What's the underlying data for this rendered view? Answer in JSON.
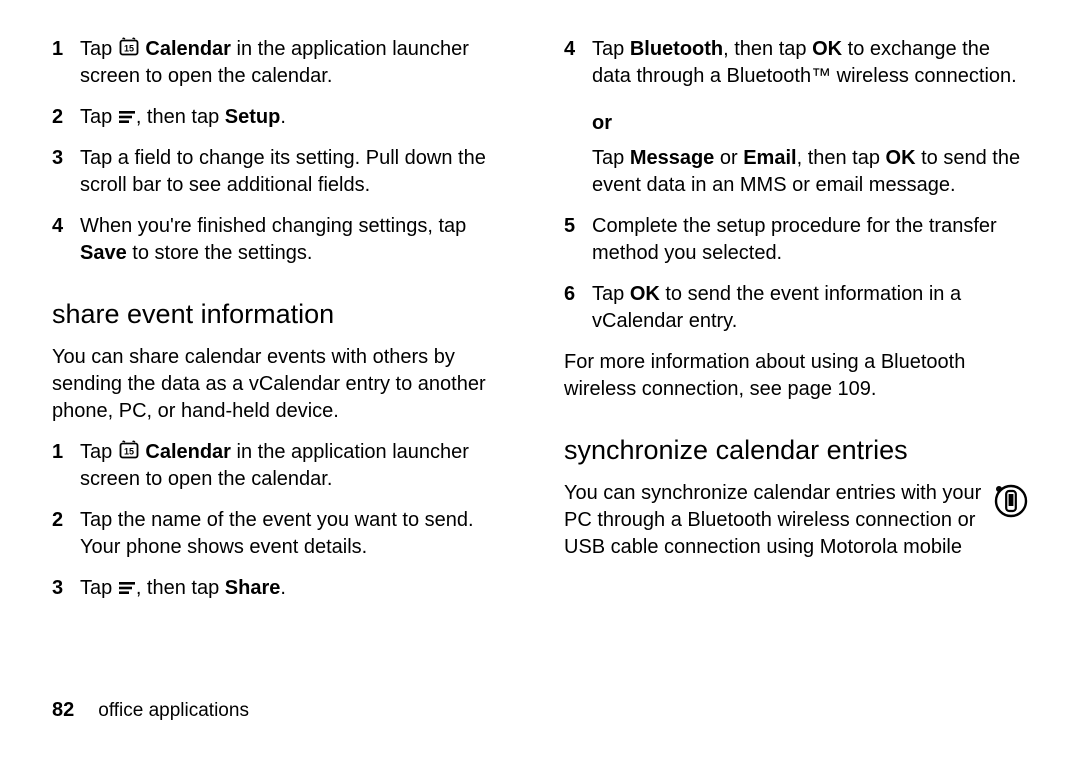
{
  "left": {
    "steps_a": [
      {
        "n": "1",
        "parts": [
          "Tap ",
          "@CAL",
          " ",
          "@B:Calendar",
          " in the application launcher screen to open the calendar."
        ]
      },
      {
        "n": "2",
        "parts": [
          "Tap ",
          "@MENU",
          ", then tap ",
          "@B:Setup",
          "."
        ]
      },
      {
        "n": "3",
        "parts": [
          "Tap a field to change its setting. Pull down the scroll bar to see additional fields."
        ]
      },
      {
        "n": "4",
        "parts": [
          "When you're finished changing settings, tap ",
          "@B:Save",
          " to store the settings."
        ]
      }
    ],
    "heading": "share event information",
    "para": "You can share calendar events with others by sending the data as a vCalendar entry to another phone, PC, or hand-held device.",
    "steps_b": [
      {
        "n": "1",
        "parts": [
          "Tap ",
          "@CAL",
          " ",
          "@B:Calendar",
          " in the application launcher screen to open the calendar."
        ]
      },
      {
        "n": "2",
        "parts": [
          "Tap the name of the event you want to send. Your phone shows event details."
        ]
      },
      {
        "n": "3",
        "parts": [
          "Tap ",
          "@MENU",
          ", then tap ",
          "@B:Share",
          "."
        ]
      }
    ]
  },
  "right": {
    "steps_c": [
      {
        "n": "4",
        "parts": [
          "Tap ",
          "@B:Bluetooth",
          ", then tap ",
          "@B:OK",
          " to exchange the data through a Bluetooth™ wireless connection."
        ]
      }
    ],
    "or_label": "or",
    "or_para_parts": [
      "Tap ",
      "@B:Message",
      " or ",
      "@B:Email",
      ", then tap ",
      "@B:OK",
      " to send the event data in an MMS or email message."
    ],
    "steps_d": [
      {
        "n": "5",
        "parts": [
          "Complete the setup procedure for the transfer method you selected."
        ]
      },
      {
        "n": "6",
        "parts": [
          "Tap ",
          "@B:OK",
          " to send the event information in a vCalendar entry."
        ]
      }
    ],
    "para_after": "For more information about using a Bluetooth wireless connection, see page 109.",
    "heading": "synchronize calendar entries",
    "sync_para": "You can synchronize calendar entries with your PC through a Bluetooth wireless connection or USB cable connection using Motorola mobile"
  },
  "footer": {
    "page": "82",
    "label": "office applications"
  }
}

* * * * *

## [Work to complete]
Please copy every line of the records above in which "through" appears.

## [Response to the task]
          " to exchange the data through a Bluetooth™ wireless connection."
    "sync_para": "You can synchronize calendar entries with your PC through a Bluetooth wireless connection or USB cable connection using Motorola mobile"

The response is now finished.